# EXTRACTED DATA:
□ □ □
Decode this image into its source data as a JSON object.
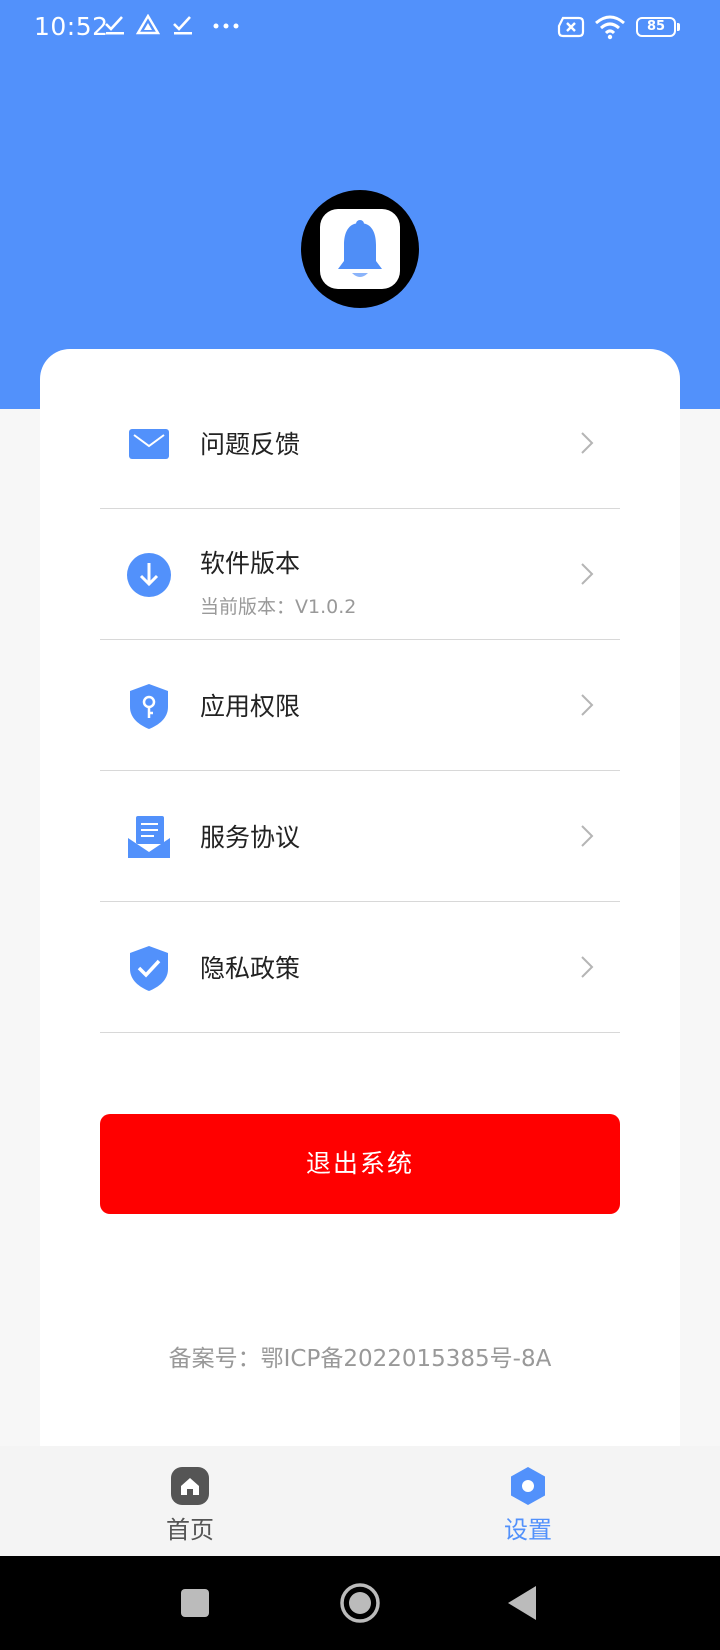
{
  "status_bar": {
    "time": "10:52",
    "battery": "85"
  },
  "menu": [
    {
      "icon": "mail-icon",
      "title": "问题反馈"
    },
    {
      "icon": "download-icon",
      "title": "软件版本",
      "subtitle": "当前版本：V1.0.2"
    },
    {
      "icon": "shield-key-icon",
      "title": "应用权限"
    },
    {
      "icon": "document-icon",
      "title": "服务协议"
    },
    {
      "icon": "shield-check-icon",
      "title": "隐私政策"
    }
  ],
  "logout_label": "退出系统",
  "icp": "备案号：鄂ICP备2022015385号-8A",
  "tabbar": {
    "home_label": "首页",
    "settings_label": "设置"
  },
  "colors": {
    "primary": "#5291fb",
    "danger": "#ff0000",
    "tab_inactive": "#555555"
  }
}
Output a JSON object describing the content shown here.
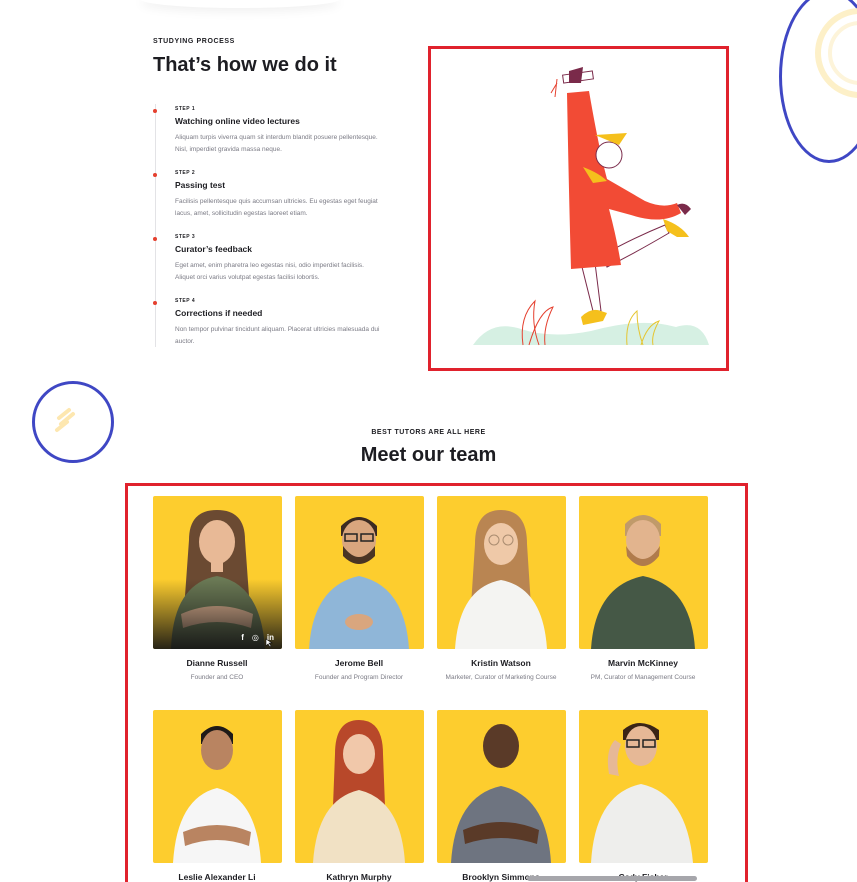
{
  "process": {
    "eyebrow": "STUDYING PROCESS",
    "title": "That’s how we do it",
    "steps": [
      {
        "label": "STEP 1",
        "title": "Watching online video lectures",
        "desc": "Aliquam turpis viverra quam sit interdum blandit posuere pellentesque. Nisl, imperdiet gravida massa neque."
      },
      {
        "label": "STEP 2",
        "title": "Passing test",
        "desc": "Facilisis pellentesque quis accumsan ultricies. Eu egestas eget feugiat lacus, amet, sollicitudin egestas laoreet etiam."
      },
      {
        "label": "STEP 3",
        "title": "Curator’s feedback",
        "desc": "Eget amet, enim pharetra leo egestas nisi, odio imperdiet facilisis. Aliquet orci varius volutpat egestas facilisi lobortis."
      },
      {
        "label": "STEP 4",
        "title": "Corrections if needed",
        "desc": "Non tempor pulvinar tincidunt aliquam. Placerat ultricies malesuada dui auctor."
      }
    ]
  },
  "team": {
    "eyebrow": "BEST TUTORS ARE ALL HERE",
    "title": "Meet our team",
    "members": [
      {
        "name": "Dianne Russell",
        "role": "Founder and CEO"
      },
      {
        "name": "Jerome Bell",
        "role": "Founder and Program Director"
      },
      {
        "name": "Kristin Watson",
        "role": "Marketer, Curator of Marketing Course"
      },
      {
        "name": "Marvin McKinney",
        "role": "PM, Curator of Management Course"
      },
      {
        "name": "Leslie Alexander Li",
        "role": ""
      },
      {
        "name": "Kathryn Murphy",
        "role": ""
      },
      {
        "name": "Brooklyn Simmons",
        "role": ""
      },
      {
        "name": "Cody Fisher",
        "role": ""
      }
    ],
    "socials": {
      "facebook": "f",
      "instagram": "◎",
      "linkedin": "in"
    }
  },
  "colors": {
    "accent": "#e5402f",
    "photo_bg": "#fdcd2e",
    "highlight_border": "#e0222d",
    "circle_annotation": "#3f47c4"
  },
  "icons": [
    "facebook-icon",
    "instagram-icon",
    "linkedin-icon",
    "cursor-icon",
    "arrows-decoration-icon",
    "graduate-illustration"
  ]
}
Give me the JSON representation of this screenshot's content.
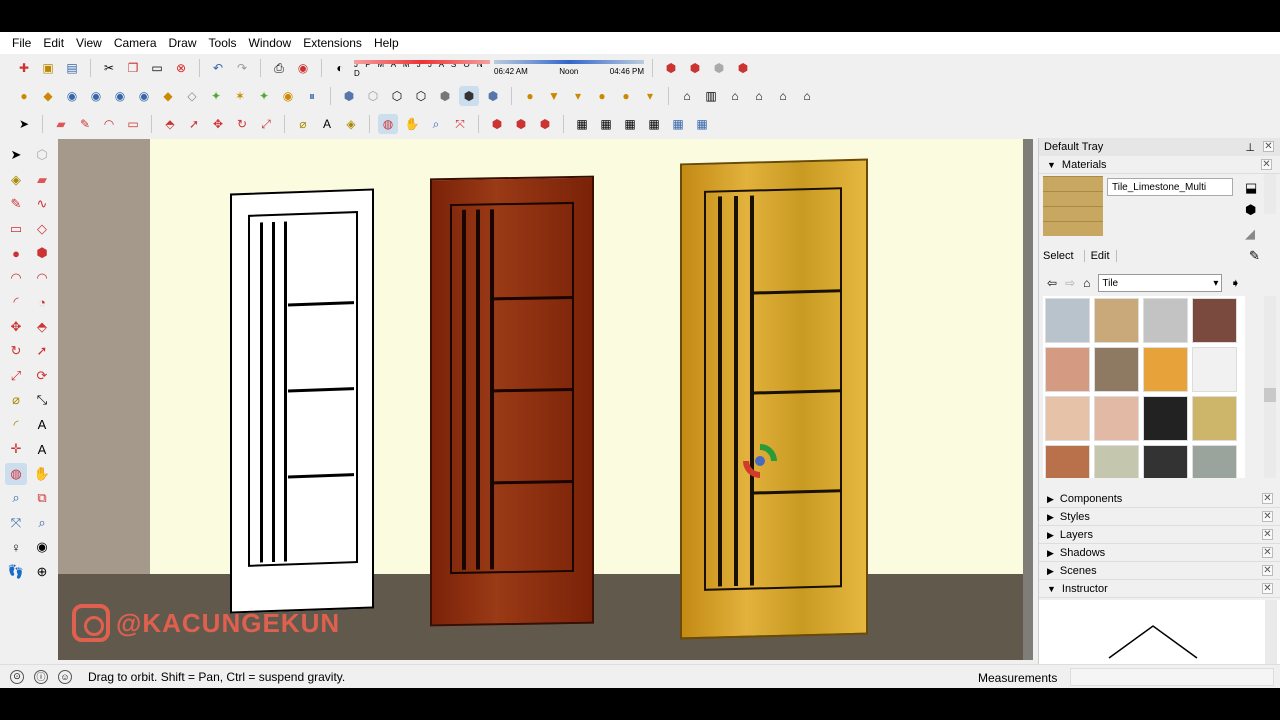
{
  "menu": [
    "File",
    "Edit",
    "View",
    "Camera",
    "Draw",
    "Tools",
    "Window",
    "Extensions",
    "Help"
  ],
  "shadow_bar": {
    "months": "J F M A M J J A S O N D",
    "time_start": "06:42 AM",
    "time_mid": "Noon",
    "time_end": "04:46 PM"
  },
  "watermark": "@KACUNGEKUN",
  "tray": {
    "title": "Default Tray",
    "materials_label": "Materials",
    "material_name": "Tile_Limestone_Multi",
    "tab_select": "Select",
    "tab_edit": "Edit",
    "collection": "Tile",
    "swatch_colors": [
      "#b9c3cc",
      "#c9a879",
      "#c3c3c3",
      "#7a4a3e",
      "#d49a82",
      "#8e7a62",
      "#e8a23a",
      "#f1f1f1",
      "#e6c2a8",
      "#e1b9a4",
      "#222222",
      "#cdb56a",
      "#b8714a",
      "#c5c6ae",
      "#333333",
      "#9aa39c"
    ],
    "sections": [
      {
        "label": "Components"
      },
      {
        "label": "Styles"
      },
      {
        "label": "Layers"
      },
      {
        "label": "Shadows"
      },
      {
        "label": "Scenes"
      },
      {
        "label": "Instructor"
      }
    ]
  },
  "status": {
    "message": "Drag to orbit. Shift = Pan, Ctrl = suspend gravity.",
    "measurements_label": "Measurements"
  },
  "colors": {
    "door1": "#ffffff",
    "door2": "#8a2a10",
    "door3": "#d6a124",
    "wall": "#fbfbe0",
    "floor": "#615a4c"
  }
}
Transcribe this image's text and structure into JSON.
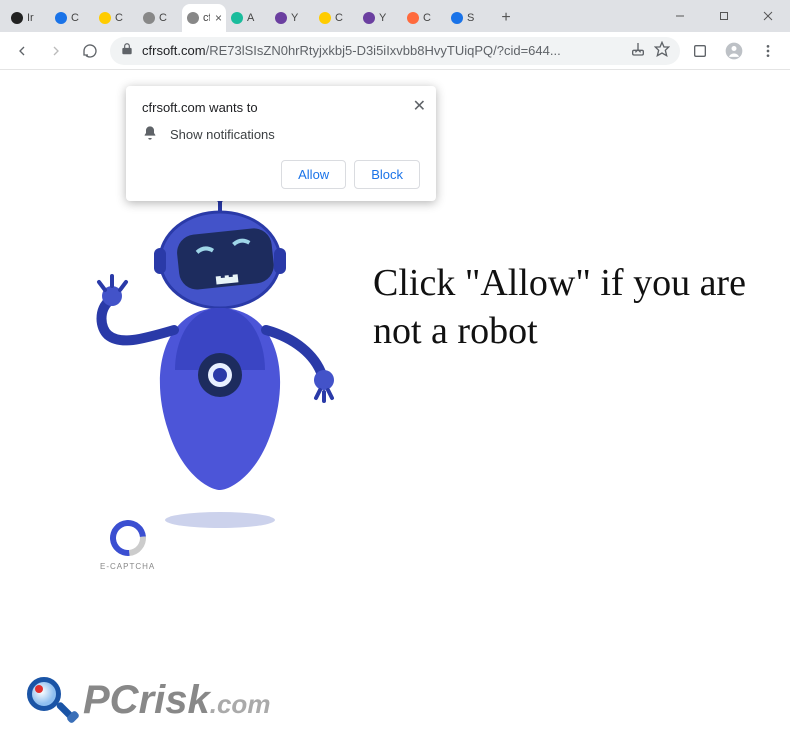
{
  "window": {
    "tabs": [
      {
        "label": "Ir",
        "favicon": "fav-dark"
      },
      {
        "label": "C",
        "favicon": "fav-blue"
      },
      {
        "label": "C",
        "favicon": "fav-yellow"
      },
      {
        "label": "C",
        "favicon": "fav-grey"
      },
      {
        "label": "cf",
        "favicon": "fav-grey",
        "active": true
      },
      {
        "label": "A",
        "favicon": "fav-teal"
      },
      {
        "label": "Y",
        "favicon": "fav-purple"
      },
      {
        "label": "C",
        "favicon": "fav-yellow"
      },
      {
        "label": "Y",
        "favicon": "fav-purple"
      },
      {
        "label": "C",
        "favicon": "fav-orange"
      },
      {
        "label": "S",
        "favicon": "fav-blue"
      }
    ],
    "newtab": "+"
  },
  "addressbar": {
    "domain": "cfrsoft.com",
    "path": "/RE73lSIsZN0hrRtyjxkbj5-D3i5iIxvbb8HvyTUiqPQ/?cid=644..."
  },
  "notification": {
    "title": "cfrsoft.com wants to",
    "permission": "Show notifications",
    "allow": "Allow",
    "block": "Block",
    "close": "✕"
  },
  "page": {
    "headline": "Click \"Allow\" if you are not a robot",
    "captcha_label": "E-CAPTCHA"
  },
  "watermark": {
    "pc": "PC",
    "risk": "risk",
    "dom": ".com"
  }
}
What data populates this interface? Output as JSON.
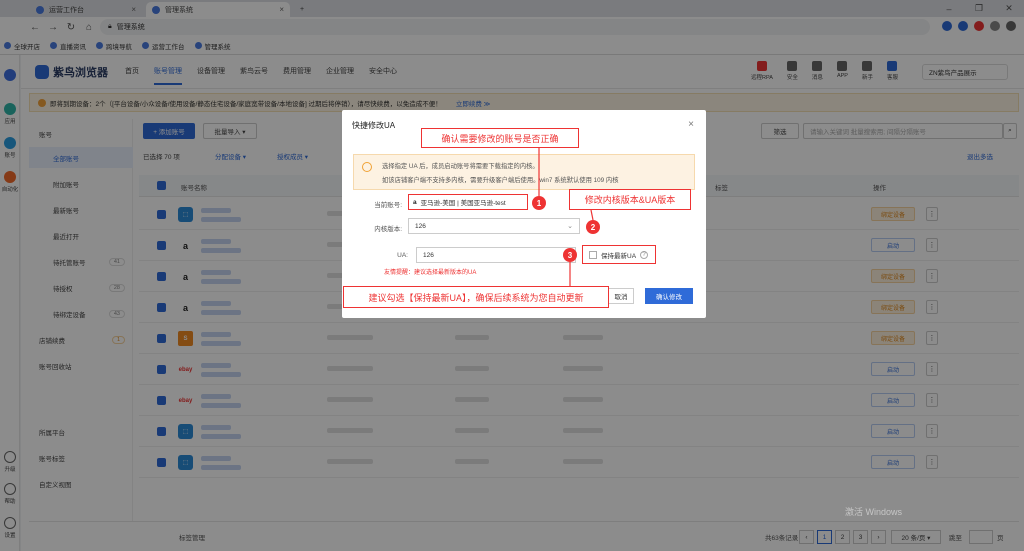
{
  "browser": {
    "tabs": [
      {
        "label": "运营工作台"
      },
      {
        "label": "管理系统"
      }
    ],
    "address": "管理系统",
    "bookmarks": [
      "全球开店",
      "直播资讯",
      "跨境导航",
      "运营工作台",
      "管理系统"
    ]
  },
  "leftrail": {
    "items": [
      "应用",
      "账号",
      "自动化",
      "升级",
      "帮助",
      "设置"
    ]
  },
  "app": {
    "brand": "紫鸟浏览器",
    "nav": [
      "首页",
      "账号管理",
      "设备管理",
      "紫鸟云号",
      "费用管理",
      "企业管理",
      "安全中心"
    ],
    "header_icons": [
      "远程RPA",
      "安全",
      "消息",
      "APP",
      "新手",
      "客服"
    ],
    "user": "ZN紫鸟产品展示"
  },
  "notice": {
    "text": "即将到期设备：2个（[平台设备/小众设备/使用设备/静态住宅设备/家庭宽带设备/本地设备] 过期后将停销），请尽快续费，以免造成不便！",
    "link": "立即续费 ≫"
  },
  "sidebar": {
    "section": "账号",
    "items": [
      {
        "label": "全部账号",
        "count": ""
      },
      {
        "label": "附加账号",
        "count": ""
      },
      {
        "label": "最新账号",
        "count": ""
      },
      {
        "label": "最近打开",
        "count": ""
      },
      {
        "label": "待托管账号",
        "count": "41"
      },
      {
        "label": "待授权",
        "count": "28"
      },
      {
        "label": "待绑定设备",
        "count": "43"
      }
    ],
    "extra": [
      "店铺续费",
      "账号回收站"
    ],
    "badge": "1",
    "bottom": [
      "所属平台",
      "账号标签",
      "自定义视图"
    ]
  },
  "main": {
    "add_btn": "+ 添加账号",
    "import_btn": "批量导入 ▾",
    "search_scope": "筛选",
    "search_placeholder": "请输入关键词 批量搜索用; 间隔分隔账号",
    "selected": "已选择 70 项",
    "dist_device": "分配设备 ▾",
    "auth_member": "授权成员 ▾",
    "exit_multi": "退出多选",
    "columns": [
      "账号名称",
      "标签",
      "操作"
    ],
    "rows": [
      {
        "icon": "⬚",
        "action": "绑定设备"
      },
      {
        "icon": "a",
        "action": "启动"
      },
      {
        "icon": "a",
        "action": "绑定设备"
      },
      {
        "icon": "a",
        "action": "绑定设备"
      },
      {
        "icon": "S",
        "action": "绑定设备"
      },
      {
        "icon": "ebay",
        "action": "启动"
      },
      {
        "icon": "ebay",
        "action": "启动"
      },
      {
        "icon": "⬚",
        "action": "启动"
      },
      {
        "icon": "⬚",
        "action": "启动"
      }
    ]
  },
  "footer": {
    "tag_manage": "标签管理",
    "total": "共63条记录",
    "pages": [
      "1",
      "2",
      "3"
    ],
    "page_size": "20 条/页 ▾",
    "goto": "跳至",
    "page_suffix": "页"
  },
  "modal": {
    "title": "快捷修改UA",
    "close": "×",
    "warn_line1": "选择指定 UA 后，成员启动账号将需要下载指定的内核。",
    "warn_line2": "如该店铺客户端不支持多内核，需要升级客户端后使用。win7 系统默认使用 109 内核",
    "account_label": "当前账号:",
    "account_value": "亚马逊-美国 | 美国亚马逊-test",
    "kernel_label": "内核版本:",
    "kernel_value": "126",
    "ua_label": "UA:",
    "ua_value": "126",
    "ua_error": "友情提醒：建议选择最新版本的UA",
    "keep_latest": "保持最新UA",
    "cancel": "取消",
    "confirm": "确认修改"
  },
  "annotations": {
    "callout1": "确认需要修改的账号是否正确",
    "callout2": "修改内核版本&UA版本",
    "callout3": "建议勾选【保持最新UA】，确保后续系统为您自动更新",
    "badge1": "1",
    "badge2": "2",
    "badge3": "3"
  },
  "watermark": "激活 Windows",
  "colors": {
    "primary": "#2f6bd8",
    "annotation": "#e33333",
    "warning": "#f3a23b"
  }
}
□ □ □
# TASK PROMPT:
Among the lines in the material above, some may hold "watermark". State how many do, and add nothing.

# SOLUTION FOR THIS PROBLEM:
3